By Craig Allan, Staff Writer
The World Series is underway between the Los Angeles Dodgers and the Tampa Bay Rays. This World Series is one of the most unique in baseball history, as the entire series will be played at Globe Life Field in Arlington, Texas. This is due to the coronavirus pandemic that has crippled large crowd events. This is the first time a World Series has been played entirely in one park since 1944. The 1944 series has many parallels to 2020; set in the backdrop of a global crisis, it featured two teams that, much like the Dodgers and Rays, were also polar opposites in money and support.
The 1944 World Series was held in Sportsman Park in St. Louis, between the St. Louis Browns and the St. Louis Cardinals. Despite sharing the same building, the two teams could not be more different. The Cardinals were a baseball powerhouse, tied with the New York Giants for most World Series championships by a National League team, and looking to take the lead. The Browns were the perennial losers of baseball. Not only did they not have a World Series championship in their entire 44-year history, they were the only team in all of baseball that had never been to a World Series.
The reason for this can be found back in 1920, when the Browns opened their new stadium, Sportsman Park, and the Cardinals agreed to pay them rent on the facility. For the Browns, this looked like a win. They had their own stadium, and their crosstown rival was paying them to use it. However, this was not the case; because the Cardinals were no longer paying money for the costly repairs and maintenance on a ballpark, they were able to use that money to pay for players. In 1926, Sportsman’s Park hosted its first World Series, but it was the Cardinals who would not only be playing in their first World Series—they would go on to win the championship.
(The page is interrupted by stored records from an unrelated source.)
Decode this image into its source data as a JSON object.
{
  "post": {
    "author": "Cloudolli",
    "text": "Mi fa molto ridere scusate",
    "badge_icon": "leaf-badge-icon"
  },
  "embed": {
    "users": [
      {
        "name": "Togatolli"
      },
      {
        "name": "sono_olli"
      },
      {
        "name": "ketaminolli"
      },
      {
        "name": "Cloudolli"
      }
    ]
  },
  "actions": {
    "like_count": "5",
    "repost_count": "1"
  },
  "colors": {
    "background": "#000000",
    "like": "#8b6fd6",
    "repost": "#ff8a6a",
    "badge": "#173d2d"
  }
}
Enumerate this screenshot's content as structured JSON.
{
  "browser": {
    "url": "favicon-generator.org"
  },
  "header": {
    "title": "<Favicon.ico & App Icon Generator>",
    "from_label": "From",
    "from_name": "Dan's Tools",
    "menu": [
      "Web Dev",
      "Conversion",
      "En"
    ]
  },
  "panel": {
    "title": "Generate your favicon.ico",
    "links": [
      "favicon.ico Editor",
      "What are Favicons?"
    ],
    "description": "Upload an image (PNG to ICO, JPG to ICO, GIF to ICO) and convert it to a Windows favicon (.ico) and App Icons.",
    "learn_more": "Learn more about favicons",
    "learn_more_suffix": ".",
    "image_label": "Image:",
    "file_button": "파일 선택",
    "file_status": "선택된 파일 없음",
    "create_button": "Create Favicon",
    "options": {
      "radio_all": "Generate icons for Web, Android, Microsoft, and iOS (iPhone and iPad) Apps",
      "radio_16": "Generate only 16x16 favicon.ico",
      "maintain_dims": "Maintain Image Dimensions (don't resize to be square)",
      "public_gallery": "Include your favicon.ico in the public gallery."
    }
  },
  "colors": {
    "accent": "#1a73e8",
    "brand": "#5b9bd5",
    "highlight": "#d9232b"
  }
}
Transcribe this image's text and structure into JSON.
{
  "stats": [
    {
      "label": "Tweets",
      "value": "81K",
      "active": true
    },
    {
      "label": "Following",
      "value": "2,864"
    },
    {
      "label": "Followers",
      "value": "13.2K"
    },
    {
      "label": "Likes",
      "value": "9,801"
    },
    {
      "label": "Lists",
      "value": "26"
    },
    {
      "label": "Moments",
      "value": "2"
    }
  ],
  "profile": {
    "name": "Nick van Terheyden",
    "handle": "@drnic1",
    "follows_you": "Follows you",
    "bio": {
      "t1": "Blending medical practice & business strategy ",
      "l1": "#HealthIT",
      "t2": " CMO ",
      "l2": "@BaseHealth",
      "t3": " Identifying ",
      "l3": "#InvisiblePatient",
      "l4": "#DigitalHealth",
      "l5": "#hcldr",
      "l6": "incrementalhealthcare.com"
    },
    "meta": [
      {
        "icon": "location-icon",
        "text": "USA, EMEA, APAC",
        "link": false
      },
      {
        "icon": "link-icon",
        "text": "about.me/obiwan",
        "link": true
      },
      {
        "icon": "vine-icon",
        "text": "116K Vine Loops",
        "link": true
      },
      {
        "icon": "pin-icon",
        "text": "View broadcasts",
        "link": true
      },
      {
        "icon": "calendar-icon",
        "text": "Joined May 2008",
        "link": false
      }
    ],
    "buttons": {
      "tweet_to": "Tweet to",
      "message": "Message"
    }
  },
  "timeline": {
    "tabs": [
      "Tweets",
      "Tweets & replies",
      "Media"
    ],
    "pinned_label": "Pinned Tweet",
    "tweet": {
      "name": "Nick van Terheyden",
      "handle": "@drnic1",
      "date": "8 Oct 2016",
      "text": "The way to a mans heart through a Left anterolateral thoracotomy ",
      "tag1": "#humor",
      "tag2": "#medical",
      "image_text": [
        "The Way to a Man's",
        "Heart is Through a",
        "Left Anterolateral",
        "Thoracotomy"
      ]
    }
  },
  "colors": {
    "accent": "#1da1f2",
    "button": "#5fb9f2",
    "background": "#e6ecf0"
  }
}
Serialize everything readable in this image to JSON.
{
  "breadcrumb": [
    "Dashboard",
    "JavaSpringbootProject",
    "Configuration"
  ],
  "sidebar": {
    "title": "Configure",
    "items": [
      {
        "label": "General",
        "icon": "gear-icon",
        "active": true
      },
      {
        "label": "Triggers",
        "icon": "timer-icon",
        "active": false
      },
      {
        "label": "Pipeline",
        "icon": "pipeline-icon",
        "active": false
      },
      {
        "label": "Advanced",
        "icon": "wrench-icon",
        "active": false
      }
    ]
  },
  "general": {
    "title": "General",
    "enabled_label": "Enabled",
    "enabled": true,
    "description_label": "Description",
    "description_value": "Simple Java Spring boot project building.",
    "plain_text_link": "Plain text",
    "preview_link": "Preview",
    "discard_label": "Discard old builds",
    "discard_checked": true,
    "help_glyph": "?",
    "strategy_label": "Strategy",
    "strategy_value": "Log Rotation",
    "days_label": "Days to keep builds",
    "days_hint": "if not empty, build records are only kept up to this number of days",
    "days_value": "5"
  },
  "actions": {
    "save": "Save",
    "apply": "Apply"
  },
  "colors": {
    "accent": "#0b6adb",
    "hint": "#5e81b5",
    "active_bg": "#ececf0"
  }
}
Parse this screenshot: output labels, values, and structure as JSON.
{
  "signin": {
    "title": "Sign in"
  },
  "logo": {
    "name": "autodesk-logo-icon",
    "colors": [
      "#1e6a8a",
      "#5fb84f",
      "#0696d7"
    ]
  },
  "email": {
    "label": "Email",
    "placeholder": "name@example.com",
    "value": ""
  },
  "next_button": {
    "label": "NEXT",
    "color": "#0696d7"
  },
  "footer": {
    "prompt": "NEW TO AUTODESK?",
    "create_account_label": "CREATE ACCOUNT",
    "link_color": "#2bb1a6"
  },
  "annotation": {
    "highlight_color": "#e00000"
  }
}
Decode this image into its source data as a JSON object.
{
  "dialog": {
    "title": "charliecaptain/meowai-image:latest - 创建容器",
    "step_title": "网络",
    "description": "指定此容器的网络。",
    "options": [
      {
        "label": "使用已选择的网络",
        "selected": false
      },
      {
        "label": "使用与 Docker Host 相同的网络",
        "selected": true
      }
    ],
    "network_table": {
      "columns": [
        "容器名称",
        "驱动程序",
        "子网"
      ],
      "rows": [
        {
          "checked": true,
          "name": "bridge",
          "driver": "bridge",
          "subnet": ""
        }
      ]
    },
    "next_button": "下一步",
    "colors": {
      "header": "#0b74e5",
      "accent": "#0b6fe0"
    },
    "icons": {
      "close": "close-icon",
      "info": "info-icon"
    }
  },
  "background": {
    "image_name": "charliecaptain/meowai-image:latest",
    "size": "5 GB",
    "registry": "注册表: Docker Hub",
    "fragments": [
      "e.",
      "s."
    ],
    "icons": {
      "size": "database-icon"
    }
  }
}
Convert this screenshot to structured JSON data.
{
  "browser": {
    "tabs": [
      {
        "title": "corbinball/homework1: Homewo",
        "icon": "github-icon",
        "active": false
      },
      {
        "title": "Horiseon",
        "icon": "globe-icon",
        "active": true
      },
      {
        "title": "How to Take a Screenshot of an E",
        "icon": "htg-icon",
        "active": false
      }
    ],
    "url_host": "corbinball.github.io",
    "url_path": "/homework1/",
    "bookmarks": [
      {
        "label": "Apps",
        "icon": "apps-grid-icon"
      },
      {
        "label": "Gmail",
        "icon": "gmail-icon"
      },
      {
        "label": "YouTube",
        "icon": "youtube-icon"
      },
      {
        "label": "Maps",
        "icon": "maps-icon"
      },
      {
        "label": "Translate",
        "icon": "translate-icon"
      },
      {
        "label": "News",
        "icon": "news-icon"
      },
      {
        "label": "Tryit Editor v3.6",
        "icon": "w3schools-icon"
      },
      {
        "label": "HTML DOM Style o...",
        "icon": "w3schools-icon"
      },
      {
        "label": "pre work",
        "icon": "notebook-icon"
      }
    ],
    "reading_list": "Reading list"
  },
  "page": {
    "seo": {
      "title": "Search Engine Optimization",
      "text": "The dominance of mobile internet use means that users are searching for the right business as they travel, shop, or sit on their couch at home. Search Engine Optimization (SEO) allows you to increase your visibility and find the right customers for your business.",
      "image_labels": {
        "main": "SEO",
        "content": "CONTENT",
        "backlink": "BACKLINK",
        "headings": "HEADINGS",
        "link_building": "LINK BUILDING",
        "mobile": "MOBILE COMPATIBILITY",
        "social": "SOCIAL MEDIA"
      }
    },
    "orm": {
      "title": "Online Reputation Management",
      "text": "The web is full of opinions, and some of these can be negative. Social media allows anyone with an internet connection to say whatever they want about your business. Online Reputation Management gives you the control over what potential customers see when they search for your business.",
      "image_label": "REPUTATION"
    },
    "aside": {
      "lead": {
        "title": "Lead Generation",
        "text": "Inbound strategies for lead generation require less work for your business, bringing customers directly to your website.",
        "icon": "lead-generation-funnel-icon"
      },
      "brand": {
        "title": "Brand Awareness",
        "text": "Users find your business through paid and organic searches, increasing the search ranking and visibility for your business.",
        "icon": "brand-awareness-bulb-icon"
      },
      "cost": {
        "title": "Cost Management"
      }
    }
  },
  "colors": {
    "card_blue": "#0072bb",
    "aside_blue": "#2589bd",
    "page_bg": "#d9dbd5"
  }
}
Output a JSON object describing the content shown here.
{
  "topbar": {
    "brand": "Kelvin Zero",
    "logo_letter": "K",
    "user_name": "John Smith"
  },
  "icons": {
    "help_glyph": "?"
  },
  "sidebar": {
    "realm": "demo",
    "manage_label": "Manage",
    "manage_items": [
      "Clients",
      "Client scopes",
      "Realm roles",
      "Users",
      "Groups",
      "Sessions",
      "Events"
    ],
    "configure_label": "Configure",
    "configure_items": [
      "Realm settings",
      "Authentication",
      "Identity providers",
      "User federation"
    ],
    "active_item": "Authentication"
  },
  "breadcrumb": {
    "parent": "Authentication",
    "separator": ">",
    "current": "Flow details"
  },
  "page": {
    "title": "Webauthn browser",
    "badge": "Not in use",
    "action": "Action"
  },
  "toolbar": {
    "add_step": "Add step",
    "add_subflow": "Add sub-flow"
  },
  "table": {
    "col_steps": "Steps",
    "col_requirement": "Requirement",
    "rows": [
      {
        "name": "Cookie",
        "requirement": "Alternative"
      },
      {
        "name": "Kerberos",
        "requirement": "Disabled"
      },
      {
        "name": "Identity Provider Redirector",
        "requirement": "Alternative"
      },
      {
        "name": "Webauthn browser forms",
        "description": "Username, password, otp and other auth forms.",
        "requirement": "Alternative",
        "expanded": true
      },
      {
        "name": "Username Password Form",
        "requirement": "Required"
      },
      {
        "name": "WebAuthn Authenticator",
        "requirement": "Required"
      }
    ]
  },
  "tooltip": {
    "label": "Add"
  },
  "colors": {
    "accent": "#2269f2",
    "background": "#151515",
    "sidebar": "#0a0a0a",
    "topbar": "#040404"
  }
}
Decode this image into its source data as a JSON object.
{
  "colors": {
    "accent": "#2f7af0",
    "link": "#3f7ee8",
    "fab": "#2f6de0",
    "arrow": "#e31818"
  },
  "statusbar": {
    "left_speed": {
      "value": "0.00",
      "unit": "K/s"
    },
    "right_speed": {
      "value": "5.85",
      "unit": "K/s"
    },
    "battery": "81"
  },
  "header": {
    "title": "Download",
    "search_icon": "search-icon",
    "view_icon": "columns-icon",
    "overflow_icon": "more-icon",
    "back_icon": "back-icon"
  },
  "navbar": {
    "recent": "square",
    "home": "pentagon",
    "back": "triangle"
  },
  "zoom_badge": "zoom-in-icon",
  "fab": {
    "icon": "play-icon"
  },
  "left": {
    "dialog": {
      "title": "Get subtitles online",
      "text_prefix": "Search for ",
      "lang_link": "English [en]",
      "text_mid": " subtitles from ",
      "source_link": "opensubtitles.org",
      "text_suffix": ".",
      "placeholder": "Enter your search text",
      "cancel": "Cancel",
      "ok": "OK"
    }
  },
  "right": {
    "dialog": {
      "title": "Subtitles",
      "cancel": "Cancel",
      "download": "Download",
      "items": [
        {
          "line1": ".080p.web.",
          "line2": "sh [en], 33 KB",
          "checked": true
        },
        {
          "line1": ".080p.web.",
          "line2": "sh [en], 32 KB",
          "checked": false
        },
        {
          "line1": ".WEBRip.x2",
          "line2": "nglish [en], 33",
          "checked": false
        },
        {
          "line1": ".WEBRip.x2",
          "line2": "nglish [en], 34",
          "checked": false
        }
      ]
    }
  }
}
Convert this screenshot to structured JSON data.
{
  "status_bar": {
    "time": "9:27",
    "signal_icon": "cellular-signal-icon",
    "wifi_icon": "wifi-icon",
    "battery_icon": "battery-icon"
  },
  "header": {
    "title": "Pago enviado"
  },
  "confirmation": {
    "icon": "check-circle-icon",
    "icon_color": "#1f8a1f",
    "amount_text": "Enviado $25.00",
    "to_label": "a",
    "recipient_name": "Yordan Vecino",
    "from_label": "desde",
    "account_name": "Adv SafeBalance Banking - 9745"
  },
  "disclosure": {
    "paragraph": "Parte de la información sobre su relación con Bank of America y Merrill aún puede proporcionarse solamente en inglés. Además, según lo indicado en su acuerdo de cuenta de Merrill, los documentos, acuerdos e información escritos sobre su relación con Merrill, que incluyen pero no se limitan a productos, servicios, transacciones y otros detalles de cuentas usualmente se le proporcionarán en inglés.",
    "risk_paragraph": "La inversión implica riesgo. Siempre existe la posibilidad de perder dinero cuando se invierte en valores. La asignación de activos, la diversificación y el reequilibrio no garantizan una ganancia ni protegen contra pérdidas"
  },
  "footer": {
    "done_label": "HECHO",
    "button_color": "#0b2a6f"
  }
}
Little did the Browns know, they had subjected themselves to a vicious cycle of losing. They needed money in order to get good players, but in order to get money they needed fans to come to the games; in order to get fans to come to the games, they needed to put a good product on the field; in order to put a good product on the field, they needed money to pay good players, etc. The vicious cycle of losing went around in an unbreaking loop, that is, until 1944.
Nineteen-forty-four was the height of World War II for the United States. Because of this, many of the era’s greatest players like Ted Williams and Joe DiMaggio volunteered for the war effort. With the league’s talent drained, the Browns had an opportunity; in a situation emblematic of their folly as a team, they were the least affected by the draft, as many of their players were deemed unfit for service. This gave the sad sack team some of the most experienced players in the game and led to them claiming the American League pennant.
If the Browns could win this series, maybe they could win the hearts of St. Louis. Unfortunately, it was not meant to be, as the Cardinals took the series and became the National League’s most successful team. For the Browns, they would go on for a few more years which featured stunts, and silliness, but most of all, losing. In 1953, the Browns sold Sportsman’s Park to the Cardinals and moved to Baltimore.
Seventy-six years later, many similarities can be seen between both series. A World Series played in a neutral site due to an out-of-control world event; the Dodgers, a team with the second highest payroll in the league going up against a Rays team with the third lowest payroll; a Rays team unable to get fans to the point that there is even talk of them relocating to Montreal. This is the battle of the have and the have-nots. Maybe the Rays can win, and do what the Browns couldn’t, or maybe this is just a mirage. Only the future will tell.